Laughter is an amazing warning sign. I love it when people laugh at my Japanese. It lets me know that my joke has worked or that I’ve said something incredibly incorrect and strange. Either way, it’s an easy way for people to reinforce better speaking without having to say, “Hey asshole, you messed up.”

If I get laughed at for a mistake, I don’t usually make that mistake again. On the internship I wrote about previously, I once brought omiyage for the group, announcing them by saying このお土産を京都から連れてきました。They all laughed, and the division head let me know that 連れる is only used for people; basically, I had just said, “I have accompanied this omiyage from Kyoto. Please enjoy.” 持ってきた is the correct pattern. Needless to say, I haven’t made that mistake again.

The point? Try not to take it personally if someone laughs at your Japanese, and feel free to laugh at strange English. You’re doing them a favor.

This isn’t really a puzzle, but I will beer the first person to explain the pun from and relevance of the title.

(I also wrote about laughter when I nearly killed a tanuki.)

Take it (for me)


I steadfastly refused to believe that phrase existed for a long time. I’m not sure why. I think there was a barrier somewhere in my head blocking the logic connection. Getting used to it helped remove that barrier, and now I’m cool.

取る (とる) is often used with “take” verb patterns. Take vacation, take time, etc. So I think that prevented me from realizing that while it does mean take something (in this case, whatever object you are pointing at / put before it with を), but it also means “and give it to me.” Altogether it means “pass.” It’s one of those patterns you learn your first year in class, but for some reason I never got used to it until now. Maybe it has something to do with sharing a small apartment between a large number of people – it’s easier to pass things than to forever shuffle around すみませんing.

With friends you can say the casual 〜を取って, but make sure to add the ください at the office or with people significantly older than you.

I logged this entry under passive. Get it?


With the goal of stirring up even more interest in Murakami between now and mid-October, when the Nobel Prizes are announced, I will post a small piece of unpublished Murakami translation once a week from now until the announcement.


Murakami (Do I even need to tell you which one?) lived in Europe for three years between 1986 and 1989. In addition to novels and short stories, he also wrote a lengthy set of travel writings called Tōi taiko (遠い太鼓, A Distant Drum).

During his travels he spent some time on a small Greek island, and the tourists there often sunbathed nude. Apparently only the local Greek men (he calls them "Zorba Greeks") went to the trouble of checking out the boobs. This resulted in a three-page discussion of nude sunbathing and the following moment of complete linguistic genius:


(I was going to write the page number at the end of that line, but when I realized it was page 69, I thought I’d better explain what I was doing.)

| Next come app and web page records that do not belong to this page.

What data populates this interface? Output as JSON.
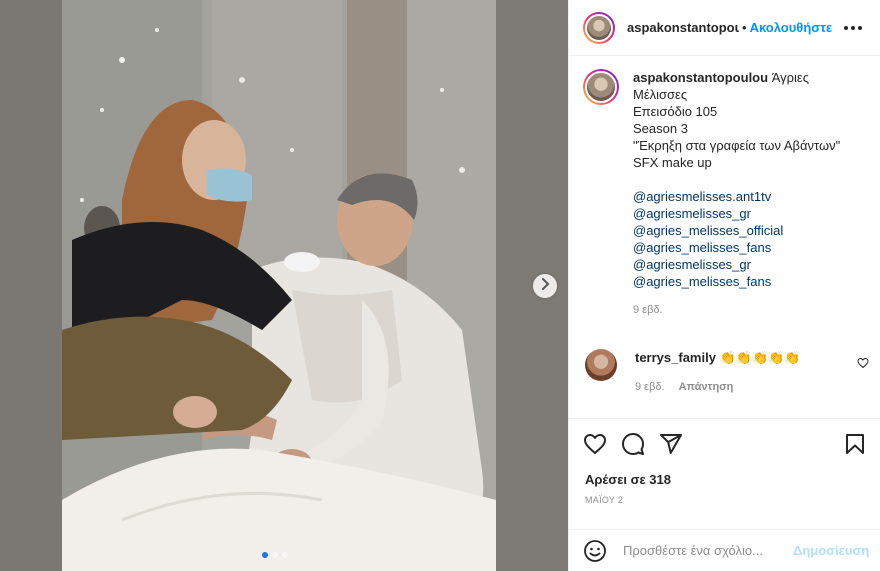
{
  "post": {
    "username": "aspakonstantopoulou",
    "header_username": "aspakonstantopou",
    "separator": "•",
    "follow_label": "Ακολουθήστε",
    "caption_lines": [
      "Άγριες",
      "Μέλισσες",
      "Επεισόδιο 105",
      "Season 3",
      "\"Έκρηξη στα γραφεία των Αβάντων\"",
      "SFX make up"
    ],
    "mentions": [
      "@agriesmelisses.ant1tv",
      "@agriesmelisses_gr",
      "@agries_melisses_official",
      "@agries_melisses_fans",
      "@agriesmelisses_gr",
      "@agries_melisses_fans"
    ],
    "caption_time": "9 εβδ.",
    "likes": "Αρέσει σε 318",
    "date": "ΜΑΪΟΥ 2"
  },
  "comment": {
    "username": "terrys_family",
    "text": "👏👏👏👏👏",
    "time": "9 εβδ.",
    "reply_label": "Απάντηση"
  },
  "composer": {
    "placeholder": "Προσθέστε ένα σχόλιο...",
    "post_label": "Δημοσίευση"
  },
  "carousel": {
    "slide_count": 3,
    "active_index": 0
  },
  "icons": {
    "like": "heart-icon",
    "comment": "comment-icon",
    "share": "share-icon",
    "save": "bookmark-icon",
    "emoji": "emoji-icon",
    "next": "chevron-right-icon",
    "more": "more-icon"
  },
  "colors": {
    "link_blue": "#0095f6",
    "mention_blue": "#00376b",
    "muted_text": "#8e8e8e",
    "post_disabled": "#b2dffc"
  }
}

The Japanese is so economical that translating it won’t be as great, but here it goes:

If it’s a person’s prerogative to reveal her boobs, then it’s also a person’s prerogative to look at revealed boobs

That kind of expresses what’s going on with the verb. 出す literally means “take out,” but I translated it as “reveal” in order to maintain the verb tenses and still have the sentence sound okay, although, now that I think about it, “taken-out boobs” is a pretty funny phrase.

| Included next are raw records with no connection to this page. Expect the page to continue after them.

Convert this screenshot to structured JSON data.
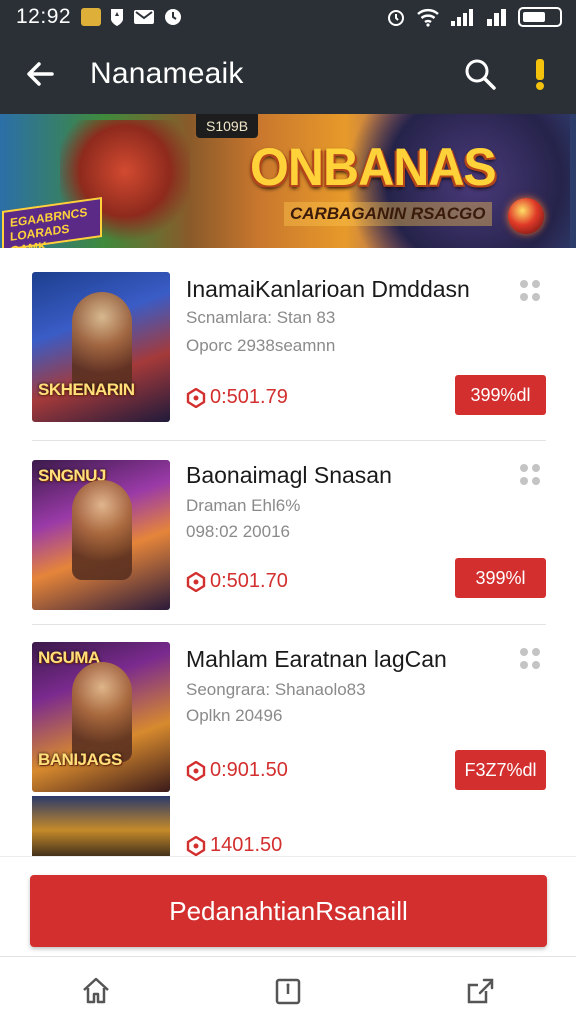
{
  "status_bar": {
    "time": "12:92"
  },
  "app_bar": {
    "title": "Nanameaik",
    "icons": [
      "back-arrow-icon",
      "search-icon",
      "alert-icon"
    ]
  },
  "banner": {
    "badge": "S109B",
    "title": "ONBANAS",
    "subtitle": "CARBAGANIN RSACGO",
    "ribbon": "EGAABRNCS\nLOARADS GAMK"
  },
  "games": [
    {
      "title": "InamaiKanlarioan Dmddasn",
      "meta_1": "Scnamlara: Stan 83",
      "meta_2": "Oporc 2938seamnn",
      "price": "0:501.79",
      "button": "399%dl",
      "thumb_logo": "SKHENARIN"
    },
    {
      "title": "Baonaimagl Snasan",
      "meta_1": "Draman Ehl6%",
      "meta_2": "098:02 20016",
      "price": "0:501.70",
      "button": "399%l",
      "thumb_logo": "SNGNUJ"
    },
    {
      "title": "Mahlam Earatnan lagCan",
      "meta_1": "Seongrara: Shanaolo83",
      "meta_2": "Oplkn 20496",
      "price": "0:901.50",
      "button": "F3Z7%dl",
      "thumb_logo_top": "NGUMA",
      "thumb_logo": "BANIJAGS"
    }
  ],
  "partial_price": "1401.50",
  "primary_button": "PedanahtianRsanaill",
  "bottom_nav": [
    "home-icon",
    "bookmark-icon",
    "share-icon"
  ],
  "colors": {
    "accent": "#d32f2f",
    "app_bar": "#2a3036",
    "meta_text": "#8a8a8a"
  }
}
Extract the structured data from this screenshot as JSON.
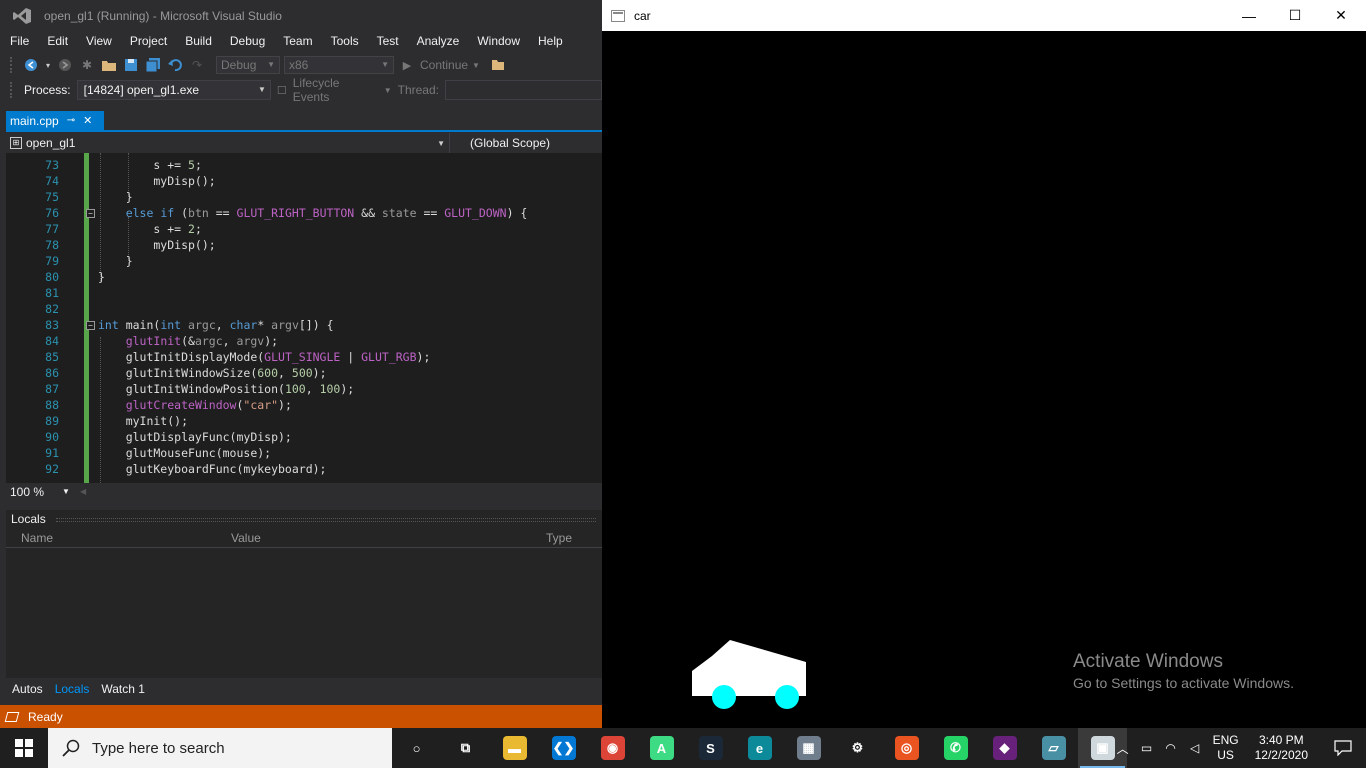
{
  "vs": {
    "title": "open_gl1 (Running) - Microsoft Visual Studio",
    "menu": [
      "File",
      "Edit",
      "View",
      "Project",
      "Build",
      "Debug",
      "Team",
      "Tools",
      "Test",
      "Analyze",
      "Window",
      "Help"
    ],
    "toolbar": {
      "config": "Debug",
      "platform": "x86",
      "continue_label": "Continue"
    },
    "debugbar": {
      "process_label": "Process:",
      "process_value": "[14824] open_gl1.exe",
      "lifecycle_label": "Lifecycle Events",
      "thread_label": "Thread:"
    },
    "tab": {
      "label": "main.cpp",
      "pin": "⊸",
      "close": "✕"
    },
    "nav": {
      "project": "open_gl1",
      "scope": "(Global Scope)"
    },
    "code_lines": [
      {
        "n": "73",
        "html": "        s += <span class=\"num\">5</span>;"
      },
      {
        "n": "74",
        "html": "        myDisp();"
      },
      {
        "n": "75",
        "html": "    }"
      },
      {
        "n": "76",
        "html": "    <span class=\"kw\">else if</span> (<span class=\"prm\">btn</span> == <span class=\"mac\">GLUT_RIGHT_BUTTON</span> &amp;&amp; <span class=\"prm\">state</span> == <span class=\"mac\">GLUT_DOWN</span>) {"
      },
      {
        "n": "77",
        "html": "        s += <span class=\"num\">2</span>;"
      },
      {
        "n": "78",
        "html": "        myDisp();"
      },
      {
        "n": "79",
        "html": "    }"
      },
      {
        "n": "80",
        "html": "}"
      },
      {
        "n": "81",
        "html": ""
      },
      {
        "n": "82",
        "html": ""
      },
      {
        "n": "83",
        "html": "<span class=\"kw\">int</span> main(<span class=\"kw\">int</span> <span class=\"prm\">argc</span>, <span class=\"kw\">char</span>* <span class=\"prm\">argv</span>[]) {"
      },
      {
        "n": "84",
        "html": "    <span class=\"mac\">glutInit</span>(&amp;<span class=\"prm\">argc</span>, <span class=\"prm\">argv</span>);"
      },
      {
        "n": "85",
        "html": "    glutInitDisplayMode(<span class=\"mac\">GLUT_SINGLE</span> | <span class=\"mac\">GLUT_RGB</span>);"
      },
      {
        "n": "86",
        "html": "    glutInitWindowSize(<span class=\"num\">600</span>, <span class=\"num\">500</span>);"
      },
      {
        "n": "87",
        "html": "    glutInitWindowPosition(<span class=\"num\">100</span>, <span class=\"num\">100</span>);"
      },
      {
        "n": "88",
        "html": "    <span class=\"mac\">glutCreateWindow</span>(<span class=\"str\">\"car\"</span>);"
      },
      {
        "n": "89",
        "html": "    myInit();"
      },
      {
        "n": "90",
        "html": "    glutDisplayFunc(myDisp);"
      },
      {
        "n": "91",
        "html": "    glutMouseFunc(mouse);"
      },
      {
        "n": "92",
        "html": "    glutKeyboardFunc(mykeyboard);"
      }
    ],
    "zoom": "100 %",
    "locals": {
      "title": "Locals",
      "columns": [
        "Name",
        "Value",
        "Type"
      ]
    },
    "bottom_tabs": [
      "Autos",
      "Locals",
      "Watch 1"
    ],
    "active_bottom_tab": "Locals",
    "status": "Ready",
    "colors": {
      "accent": "#007acc",
      "status_debug": "#ca5100"
    }
  },
  "glut": {
    "title": "car",
    "minimize": "—",
    "maximize": "☐",
    "close": "✕",
    "car": {
      "body_color": "#ffffff",
      "wheel_color": "#00ffff"
    }
  },
  "watermark": {
    "title": "Activate Windows",
    "subtitle": "Go to Settings to activate Windows."
  },
  "taskbar": {
    "search_placeholder": "Type here to search",
    "apps": [
      {
        "name": "cortana-icon",
        "glyph": "○",
        "color": "transparent"
      },
      {
        "name": "task-view-icon",
        "glyph": "⧉",
        "color": "transparent"
      },
      {
        "name": "file-explorer-icon",
        "glyph": "▬",
        "color": "#e8b931"
      },
      {
        "name": "vscode-icon",
        "glyph": "❮❯",
        "color": "#0078d4"
      },
      {
        "name": "chrome-icon",
        "glyph": "◉",
        "color": "#db4437"
      },
      {
        "name": "android-studio-icon",
        "glyph": "A",
        "color": "#3ddc84"
      },
      {
        "name": "steam-icon",
        "glyph": "S",
        "color": "#1b2838"
      },
      {
        "name": "edge-icon",
        "glyph": "e",
        "color": "#0c8a9a"
      },
      {
        "name": "photos-icon",
        "glyph": "▦",
        "color": "#6f7d8c"
      },
      {
        "name": "settings-icon",
        "glyph": "⚙",
        "color": "transparent"
      },
      {
        "name": "ubuntu-icon",
        "glyph": "◎",
        "color": "#e95420"
      },
      {
        "name": "whatsapp-icon",
        "glyph": "✆",
        "color": "#25d366"
      },
      {
        "name": "visual-studio-icon",
        "glyph": "◆",
        "color": "#68217a"
      },
      {
        "name": "notepad-icon",
        "glyph": "▱",
        "color": "#4a90a4"
      },
      {
        "name": "glut-app-icon",
        "glyph": "▣",
        "color": "#cfd8dc"
      }
    ],
    "active_app": "glut-app-icon",
    "lang_top": "ENG",
    "lang_bottom": "US",
    "time": "3:40 PM",
    "date": "12/2/2020"
  }
}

The major difference between the English and the Japanese is that no people are explicitly involved in the Japanese sentence; all of the subjects are implied, and he uses the loaded word 勝手 (かって). "Prerogative" feels a little complicated, but I guess it does the job. 勝手 is often used as an adverb (勝手に〜) to mean "do ~ however I want" or "do ~ even though I’m thinking only of myself and not the Japanese collective spirit." One word that pops up in the dictionary is "arbitrary." So does "one’s own way" and "selfishness."

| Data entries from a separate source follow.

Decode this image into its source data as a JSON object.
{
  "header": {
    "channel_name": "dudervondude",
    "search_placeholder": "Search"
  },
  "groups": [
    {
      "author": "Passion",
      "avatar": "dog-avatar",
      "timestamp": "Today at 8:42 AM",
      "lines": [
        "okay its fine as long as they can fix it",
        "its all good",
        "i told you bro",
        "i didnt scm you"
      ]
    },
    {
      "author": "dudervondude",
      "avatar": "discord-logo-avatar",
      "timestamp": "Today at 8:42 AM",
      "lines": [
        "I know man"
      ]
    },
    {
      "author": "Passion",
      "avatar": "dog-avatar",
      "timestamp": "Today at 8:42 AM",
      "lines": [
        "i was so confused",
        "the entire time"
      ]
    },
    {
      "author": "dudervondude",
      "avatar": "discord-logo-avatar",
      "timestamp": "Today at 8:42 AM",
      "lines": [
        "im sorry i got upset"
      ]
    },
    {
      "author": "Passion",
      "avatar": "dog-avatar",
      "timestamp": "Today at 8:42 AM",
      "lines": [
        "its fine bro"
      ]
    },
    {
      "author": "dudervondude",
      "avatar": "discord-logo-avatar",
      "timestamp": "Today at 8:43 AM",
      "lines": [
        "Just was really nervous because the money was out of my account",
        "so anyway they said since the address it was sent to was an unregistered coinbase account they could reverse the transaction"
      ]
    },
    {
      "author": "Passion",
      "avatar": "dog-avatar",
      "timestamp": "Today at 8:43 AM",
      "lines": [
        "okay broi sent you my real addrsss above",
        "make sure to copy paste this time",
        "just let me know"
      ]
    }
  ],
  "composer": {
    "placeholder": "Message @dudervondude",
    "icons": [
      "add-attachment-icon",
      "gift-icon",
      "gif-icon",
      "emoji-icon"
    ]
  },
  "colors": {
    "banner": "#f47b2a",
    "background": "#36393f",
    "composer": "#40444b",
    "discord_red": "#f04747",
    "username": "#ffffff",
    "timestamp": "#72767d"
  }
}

So yes, long story short, if you reveal your boobs, do not be surprised when people look at them.